Your emotions fluctuate from day to day and moment to moment. You’ll feel sad sometimes and that’s totally normal. Think of it as something separate from who you are and remember that there’s no difference between the you that’s sad at the moment and a happier version of yourself. You’re always the same person. A psychologist can help you to view your thoughts in a detached way and accept that it’s normal to feel sad sometimes.

 

13. If you’re looking for more meaning in your work

 

We spend a large part of our lives at work. So, it needs to be a nice place where we can do something meaningful. Do you feel connected to what you do, supported by your colleagues, and proud of your accomplishments? Job satisfaction has a positive impact on your mental wellbeing. Giving your all means that have more energy and allows you to be the best version of yourself.

 

14. If you want to understand yourself better

 

Sometimes your consultation with a psychologist isn’t related to any specific struggle or challenge. If you want to understand yourself better, a psychologist can help you to reflect back on different situations. They’ll act as a mirror to your behavior and ask you further questions where necessary. Self-reflection is not always easy. We all have blind spots and a psychologist can support us through this.

 

15. If you’re trying to set goals but struggling to figure out what matters to you

 

Having a goal or a (meaningful) job that suits your personality is good for your mental health. But how are you supposed to know what would suit you or make you happy? And how do you pursue those ideals? Speaking to a psychologist can help you to figure out what makes you happy and what’s important to you.

 

16. If you want to be the best version of yourself

 

There doesn’t need to be any obvious reason for you to talk to a psychologist.
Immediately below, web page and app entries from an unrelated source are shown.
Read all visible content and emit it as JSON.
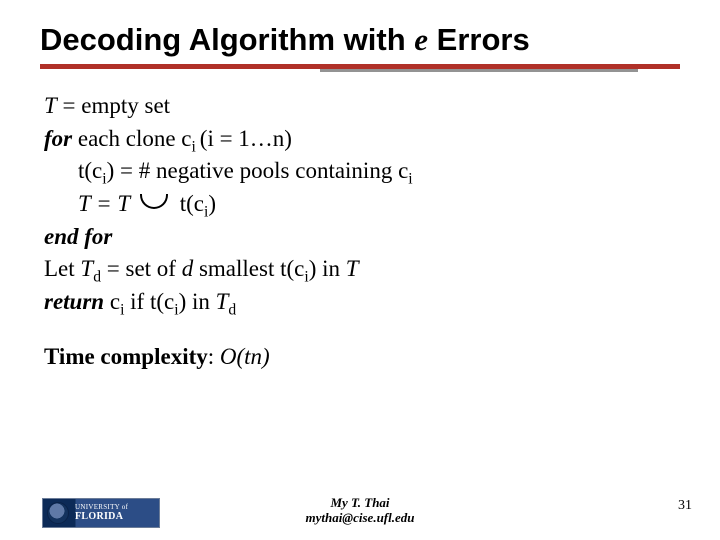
{
  "title": {
    "prefix": "Decoding Algorithm with ",
    "e": "e",
    "suffix": " Errors"
  },
  "algo": {
    "l1_a": "T",
    "l1_b": " = empty set",
    "l2_a": "for",
    "l2_b": " each clone c",
    "l2_sub": "i ",
    "l2_c": "(i = 1…n)",
    "l3_a": "t(c",
    "l3_sub1": "i",
    "l3_b": ") = # negative pools containing c",
    "l3_sub2": "i",
    "l4_a": "T = T",
    "l4_b": "t(c",
    "l4_sub": "i",
    "l4_c": ")",
    "l5": "end for",
    "l6_a": "Let ",
    "l6_b": "T",
    "l6_sub1": "d",
    "l6_c": " = set of ",
    "l6_d": "d",
    "l6_e": " smallest t(c",
    "l6_sub2": "i",
    "l6_f": ") in ",
    "l6_g": "T",
    "l7_a": "return",
    "l7_b": " c",
    "l7_sub1": "i",
    "l7_c": " if t(c",
    "l7_sub2": "i",
    "l7_d": ") in ",
    "l7_e": "T",
    "l7_sub3": "d"
  },
  "complexity": {
    "label": "Time complexity",
    "sep": ": ",
    "value": "O(tn)"
  },
  "footer": {
    "logo_line1": "UNIVERSITY of",
    "logo_line2": "FLORIDA",
    "author": "My T. Thai",
    "email": "mythai@cise.ufl.edu",
    "page": "31"
  }
}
If you feel good, a psychologist might encourage you, for example, to engage in certain activities or help you to look at things from a different perspective.

 

Also take a look: Talking about Your Feelings and Emotions Is Good for You – and This Is How To Do It

 

Think of it as a periodic check-in

 

“It’s perfectly normal to go to the dentist once or twice a year,” explains Jochem Bukman, a psychologist at OpenUp. “But when you ask people what they’d rather have: holes in their teeth or feelings of depression, most people choose the toothache,” he continues.

 

“But it’s still much less common to go and see a psychologist. In my opinion, a periodic check-in with a psychologist is one of the most fundamental forms of healthcare, and you don’t need a better reason than that.”

 

👉 Book your first consultation with one of your psychologists.